At the beginning of 1942, the Soviet front-line aviation had a little more than two hundred I-153 aircraft. By the end of the summer season, the number of these fighters had more than halved. As of July 1, there were 83 "Seagulls" at the front, of which 42 were in the 5th Air Army.
Establishing the exact number of I-153 fighters seems to be difficult, because the losses were partially replenished by repairs and supply from rear units, many units "migrated".
So, at the beginning of August 1942, the 662th U-2 night bombers, operating in the zone of the 52nd Army in the Myasny Bor area, received a squadron of I-153 and I-16 fighters as a replenishment. The regiment was renamed as a mixed regiment and operated in this composition until the spring of 1943. In April the 662nd glanders were disbanded, the fighters were transferred to the regiment from the 14th Air Army.
In mid-1943, there were 36 I-153 fighters at the front. It was during this period in the units that the brochure "Tactics of Fighter Aviation" published by the People's Commissariat of Defense appeared. For the I-153, this "Tactics" in many ways was no longer suitable, but taking into account that it was developed on the basis of the experience of 1941-1942. and in many regiments it was fragmentarily brought in the form of numerous circulars, some of its provisions turned out to be very interesting. Moreover, the I-153 pilot was called not for defense, but for active (!!!) air combat: “The excellent maneuverability of the Chaika makes it invulnerable to the clumsy Bf 109, if only the pilot of the Chaika has a good look around. I-153 can always dodge the attack and meet the enemy with fire in the forehead. At the same time, it often turns out that the I-153 can fire at the Bf 109, but he does not have time to turn up to the "Chaika". " The instructions prescribed the use of fighters of the I-153 type at the lowest tier of possible combat collisions - at altitudes of 500 - 1000 m, in a battle formation called the "swarm of bees". However, the observance of such conditions was possible only if several pairs of I-153 fighters were available, in life this was already extremely rare.
In 1944, the remaining I-153 finally receded into the background. These aircraft no longer took part in the offensive operations of the Red Army; individual "Seagulls" carried auxiliary or patrol service. So, up to May 1945, I-153 of the Northern Fleet Air Force were guarded by the internal convoys in the White Sea. There were fighters of this type in 1945 in the Far East and Mongolia.
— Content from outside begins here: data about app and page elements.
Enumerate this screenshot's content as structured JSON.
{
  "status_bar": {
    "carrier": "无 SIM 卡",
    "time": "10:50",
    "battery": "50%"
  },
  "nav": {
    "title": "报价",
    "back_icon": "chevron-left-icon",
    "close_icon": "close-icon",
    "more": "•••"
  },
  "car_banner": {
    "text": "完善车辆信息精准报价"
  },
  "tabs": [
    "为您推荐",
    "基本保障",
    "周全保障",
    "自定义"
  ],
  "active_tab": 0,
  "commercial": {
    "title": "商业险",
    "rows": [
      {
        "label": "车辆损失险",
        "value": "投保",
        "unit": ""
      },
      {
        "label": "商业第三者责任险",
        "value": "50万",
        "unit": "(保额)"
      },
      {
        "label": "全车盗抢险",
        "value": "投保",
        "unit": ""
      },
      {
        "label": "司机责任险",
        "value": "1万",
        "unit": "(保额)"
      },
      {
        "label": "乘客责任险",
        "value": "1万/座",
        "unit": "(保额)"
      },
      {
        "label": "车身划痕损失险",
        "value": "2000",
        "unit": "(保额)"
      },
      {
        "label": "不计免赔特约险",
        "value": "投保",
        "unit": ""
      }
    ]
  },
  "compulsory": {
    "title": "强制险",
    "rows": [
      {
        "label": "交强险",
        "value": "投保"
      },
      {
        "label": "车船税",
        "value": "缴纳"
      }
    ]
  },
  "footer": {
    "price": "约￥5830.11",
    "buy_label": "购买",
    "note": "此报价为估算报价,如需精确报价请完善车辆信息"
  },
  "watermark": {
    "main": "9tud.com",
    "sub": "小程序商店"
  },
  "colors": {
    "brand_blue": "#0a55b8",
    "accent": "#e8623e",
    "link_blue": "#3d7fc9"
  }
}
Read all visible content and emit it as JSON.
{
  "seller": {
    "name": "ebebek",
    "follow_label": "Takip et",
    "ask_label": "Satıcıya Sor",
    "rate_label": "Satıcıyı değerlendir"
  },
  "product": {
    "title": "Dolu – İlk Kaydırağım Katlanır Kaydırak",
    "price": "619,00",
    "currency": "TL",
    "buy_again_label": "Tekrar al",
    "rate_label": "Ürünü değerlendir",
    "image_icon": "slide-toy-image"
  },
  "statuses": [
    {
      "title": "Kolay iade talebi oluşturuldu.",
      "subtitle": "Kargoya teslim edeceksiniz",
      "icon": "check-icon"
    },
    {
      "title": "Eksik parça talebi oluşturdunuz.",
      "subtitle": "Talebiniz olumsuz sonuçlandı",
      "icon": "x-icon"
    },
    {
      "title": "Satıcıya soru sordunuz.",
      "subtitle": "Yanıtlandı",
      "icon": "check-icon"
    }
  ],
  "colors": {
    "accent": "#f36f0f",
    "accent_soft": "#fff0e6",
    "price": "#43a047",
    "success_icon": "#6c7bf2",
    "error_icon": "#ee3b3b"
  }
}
By the beginning of hostilities against Japan in 1945, more modern combat vehicles arrived in the Far East, so the old aircraft, and the I-153 fighter undoubtedly belonged to them, were not used in battles.